(Stored items)
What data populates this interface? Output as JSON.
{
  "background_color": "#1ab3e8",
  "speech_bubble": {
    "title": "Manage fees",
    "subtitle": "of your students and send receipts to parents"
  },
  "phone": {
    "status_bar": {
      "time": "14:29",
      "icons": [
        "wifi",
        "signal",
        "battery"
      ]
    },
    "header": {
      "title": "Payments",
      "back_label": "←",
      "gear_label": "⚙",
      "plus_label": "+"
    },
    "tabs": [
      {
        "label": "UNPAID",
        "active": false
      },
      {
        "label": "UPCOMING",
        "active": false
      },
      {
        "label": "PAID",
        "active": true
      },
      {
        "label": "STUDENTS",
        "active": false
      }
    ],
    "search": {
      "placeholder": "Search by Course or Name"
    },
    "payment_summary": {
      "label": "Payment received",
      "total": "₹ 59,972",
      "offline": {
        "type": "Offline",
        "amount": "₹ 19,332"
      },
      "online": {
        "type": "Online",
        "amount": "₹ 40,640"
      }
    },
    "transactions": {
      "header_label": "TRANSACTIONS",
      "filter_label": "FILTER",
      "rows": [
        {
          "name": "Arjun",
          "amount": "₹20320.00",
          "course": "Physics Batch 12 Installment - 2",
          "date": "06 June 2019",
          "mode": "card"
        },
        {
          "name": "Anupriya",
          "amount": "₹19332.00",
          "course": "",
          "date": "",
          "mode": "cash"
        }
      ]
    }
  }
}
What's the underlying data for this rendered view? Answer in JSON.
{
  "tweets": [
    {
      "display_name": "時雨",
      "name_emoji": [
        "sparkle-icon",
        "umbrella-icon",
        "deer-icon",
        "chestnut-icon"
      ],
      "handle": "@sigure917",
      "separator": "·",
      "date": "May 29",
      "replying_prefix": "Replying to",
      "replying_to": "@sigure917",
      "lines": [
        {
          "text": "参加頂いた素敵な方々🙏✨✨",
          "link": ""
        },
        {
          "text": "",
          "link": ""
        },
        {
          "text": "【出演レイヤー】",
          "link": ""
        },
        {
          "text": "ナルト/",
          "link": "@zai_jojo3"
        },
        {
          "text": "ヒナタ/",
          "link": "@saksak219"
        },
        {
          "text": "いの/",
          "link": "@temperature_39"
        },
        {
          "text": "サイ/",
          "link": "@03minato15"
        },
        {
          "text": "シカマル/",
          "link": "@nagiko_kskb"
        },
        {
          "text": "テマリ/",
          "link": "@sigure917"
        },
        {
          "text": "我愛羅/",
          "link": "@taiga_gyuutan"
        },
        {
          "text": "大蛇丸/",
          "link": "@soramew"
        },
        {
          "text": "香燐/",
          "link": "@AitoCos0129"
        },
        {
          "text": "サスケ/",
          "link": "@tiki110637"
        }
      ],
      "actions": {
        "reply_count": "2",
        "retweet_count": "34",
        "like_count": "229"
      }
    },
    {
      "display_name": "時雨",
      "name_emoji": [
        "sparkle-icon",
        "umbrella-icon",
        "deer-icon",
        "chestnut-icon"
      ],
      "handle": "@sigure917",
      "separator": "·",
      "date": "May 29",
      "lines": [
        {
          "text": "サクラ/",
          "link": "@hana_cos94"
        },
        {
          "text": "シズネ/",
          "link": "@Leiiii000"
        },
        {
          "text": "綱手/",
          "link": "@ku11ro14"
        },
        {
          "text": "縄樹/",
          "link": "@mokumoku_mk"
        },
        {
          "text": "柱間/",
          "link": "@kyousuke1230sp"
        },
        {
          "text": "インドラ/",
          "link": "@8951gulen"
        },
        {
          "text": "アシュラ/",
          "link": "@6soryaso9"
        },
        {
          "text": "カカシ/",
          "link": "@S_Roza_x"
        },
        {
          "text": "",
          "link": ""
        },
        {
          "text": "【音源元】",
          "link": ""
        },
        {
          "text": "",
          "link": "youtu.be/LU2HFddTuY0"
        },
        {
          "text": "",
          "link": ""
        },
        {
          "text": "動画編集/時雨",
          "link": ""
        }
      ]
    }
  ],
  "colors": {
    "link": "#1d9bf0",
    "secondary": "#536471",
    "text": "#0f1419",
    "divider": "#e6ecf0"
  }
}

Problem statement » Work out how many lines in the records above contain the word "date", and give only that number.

The answer » 4